And she pointed out that in 2006, the Crown corporation received an award from the Canada Mortgage and Housing Corp. for the five-plex design it's using for many of the new units.
But she also found the understaffed housing corporation did not prepare well for the construction phase of the program and that "difficulties began to develop as soon as it [the program] began."
Those problems include workers not showing up to construction sites, delays in shipping construction materials to communities and uncertainty about whether apprentices will work enough hours to become licenced tradespeople.
The auditor general found these problems arose, in part, because the $200-million social housing construction plan is the biggest that Nunavut has ever taken on.
At the same time, she said the Crown corporation is badly understaffed, with 23 of 89 positions sitting vacant by the end of last year.
And she also found that corporation staff did not do enough to figure out what risks it faced or plan how to manage them.
That, in turn, led to these types of problems:
- in six communities, contractors either showed no interest in bidding for contracts, or made bids that were so high, no contract was awarded;
- two contractors withdrew their bids because they felt they couldn't meet training and education requirements;
- the corporation's district offices acted as project managers in 12 communities, "which added to the workload of staff who were already overworked;"
- construction materials either arrived late; were sent to the wrong communities; were left in a Montreal warehouse; or were damaged.
Fraser also criticized the process that led to the selection of Aaruja Development Corp. of Clyde River as the contractor responsible for receiving, repackaging and sending building material to Nunavut communities.
She said housing corporation officials did not properly evaluate the three proposals that were submitted for the job, all of which were incomplete.
Although she didn't refer to the Aaruja firm by name, she said corporation staff did no background checks on the winning bidder.
If they had, they would have discovered that Aaruja had limited experience in marshalling and repackaging construction material, and had limited storage space.
The resulting fiasco cost the corporation at least $500,000 to move construction material left behind in Montreal to a new contractor's premises.
That figure does not include the cost of replacing damaged material for reshipment to affected communities.
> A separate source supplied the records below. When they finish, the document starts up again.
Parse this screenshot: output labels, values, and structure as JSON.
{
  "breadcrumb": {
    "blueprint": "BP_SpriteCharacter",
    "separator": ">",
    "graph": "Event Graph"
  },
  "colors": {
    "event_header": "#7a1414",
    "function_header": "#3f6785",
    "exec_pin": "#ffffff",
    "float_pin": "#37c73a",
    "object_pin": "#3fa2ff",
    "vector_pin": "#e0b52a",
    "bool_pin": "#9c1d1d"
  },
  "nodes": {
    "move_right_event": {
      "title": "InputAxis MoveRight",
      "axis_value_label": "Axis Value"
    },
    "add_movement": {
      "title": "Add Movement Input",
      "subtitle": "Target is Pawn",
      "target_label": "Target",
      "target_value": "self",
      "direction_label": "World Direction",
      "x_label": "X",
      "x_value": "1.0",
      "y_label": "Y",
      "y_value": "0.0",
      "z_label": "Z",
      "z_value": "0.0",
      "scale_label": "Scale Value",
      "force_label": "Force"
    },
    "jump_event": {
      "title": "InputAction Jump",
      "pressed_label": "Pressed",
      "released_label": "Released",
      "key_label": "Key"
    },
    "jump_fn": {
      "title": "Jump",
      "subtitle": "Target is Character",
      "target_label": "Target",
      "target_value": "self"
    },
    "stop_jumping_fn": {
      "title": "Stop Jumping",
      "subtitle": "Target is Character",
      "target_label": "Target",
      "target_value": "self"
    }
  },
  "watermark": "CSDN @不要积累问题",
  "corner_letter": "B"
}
The housing corporation is still doing an inventory of all material shipped to communities to figure out how much was damaged last year.
The housing corporation cancelled its contract with Aaruja last December, and instead chose Illamar Marshalling Inc. of Chesterville, Ont., near Ottawa, to prepare future batches of construction supplies.
Of the 76 unfinished units, the auditor general's staff found that work was:
- 66 per cent complete in the Kivalliq region;
- 48 per cent complete in the Kitikmeot region;
- 81 per cent complete in the Baffin region.
In addition to the 96 units that were supposed to be built last year, under the housing corporation's plan, 236 are to be built this year, 310 next year and 83 in 2010.
But Fraser said in her report that the program's first-year screw-ups raise doubts about whether the planned number of units can be constructed on schedule and on budget.
The $200-million social housing scheme flows from a 2006 announcement made by Stephen Harper's Conservative government in its first budget.
The money is to be managed within a special pot called the Nunavut Housing Trust. It's expected to pay for about 725 new dwelling units.
Part of the GN's plan is to use the Nunavut Housing Trust project for trades training and apprenticeships.
Last week's auditor general's report is a part of a series of special performance audits that Fraser's officials are conducting on selected Nunavut government agencies and departments.